I make no bones about loathing campervans. While I acknowledge that my view is at one extreme, I must also point out that the gap between what is promised in the media and what is delivered in-country is so large that it raises my hackles. The pristine wilderness which has been sold to you becomes a nightmare of clogged roads, being the last one in at clogged campgrounds with all the best spots going to locals year after year. And then, you simply have no idea what to do with your time and rely on the advice of other foreigners in the ghetto part of the campsite. If this sort of thing rocks your boat, be my guest, but you won't find me there.
With some clients in the past who were irretrievably addicted to the notion of wide open spaces, we rented campervans but also put deals together with landowners and locals in order to manage to deliver on their dreams. That way they miraculously found idyllic spots to park with no one around for miles, were miraculously visited by a local shepherd who just happened to have a couple of local delicacies he dropped by. It's possible to make those dreams happen, but not when you don't know how things work.

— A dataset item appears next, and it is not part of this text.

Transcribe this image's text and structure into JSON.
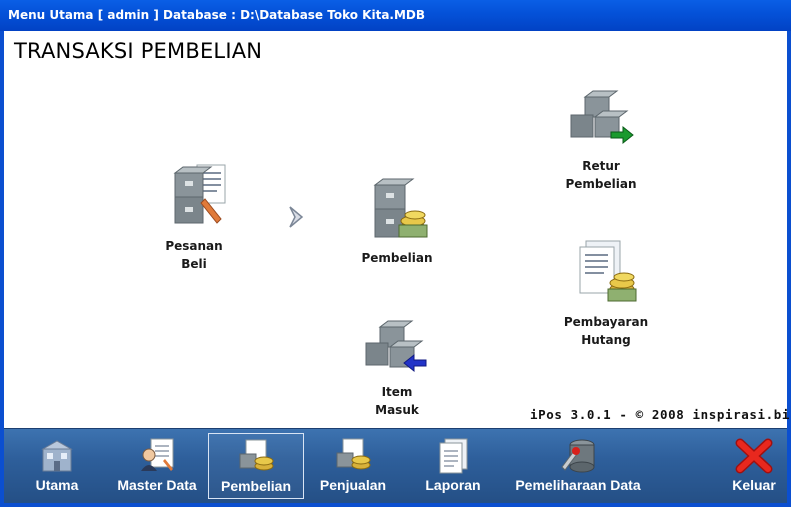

Rental cars are a good way of getting around. For quite a number of travellers though, driving on the other side of the road for a short ten day trip can be a bit daunting. They have a lot to achieve in a short time and don't want to waste energy on learning new systems. Both are good options. Having your own vehicle gives you more space and time - something I would recommend on long open South Island roads. I definitely wouldn't recommend it in Auckland city though. So, our clients who use rental cars would only use them in places where the benefit of using them doesn't come at an outrageous cost of traffic, congestion, confusion and frustration.
Then there is the question of what sort of rental cars. In selecting cars as a family for our children, we go for something with a good engine capacity (1800cc upwards), not too low to the ground and with decent tyres. That's the safety side of things. We would recommend a 4WD for the better visibility while driving, better storage space, and the ability to go on gravel roads without worrying. A number of our legal roads are still gravel roads.
For the driving enthusiast, everything changes. Convertibles come into play, sports cars, supercars, vintage cars, motorcycles (Harleys, cruisers, vintage, offroad) - whatever puts a smile on your face. Then we take it up yet another gear and start bringing in racing tracks, rally driving, big four wheel drive expeditions and so on. For the motoring enthusiast this has to be one of the most enjoyable countries in the world.
For those with zero interest in cars who only want to get from A to B with minimum fuss, we have a number of partners who provide highly professional transfer services around the country. You won't even notice you're in a car! (tongue in cheek of course)
For those who don't want to drive but want to experience the road and hear a guided commentary which they can turn on or off at will, a private driver/guide does the job.
And for those who don't mind spending $5000+ per day, every day, then your own private helicopter has to be the ultimate way to travel. I've guided a few of these myself and they're not an easy thing to guide. You can eat up distance so quickly that the amount you can fit into a day can increase by a multiple of five. I had one client once where I had arranged a picnic on the beach as the final stop of this particular heli-day. I'd budgeted a reasonable 90 minutes on the ground to sit, eat, walk around a bit and let everything soak in. Within 20 minutes they were asking me what was next and I had to work my phone hard. But, just because you can does not necessarily mean that a helicopter safari needs to be rushed, in my opinion the ideal is the opposite.
Read more in these associated articles: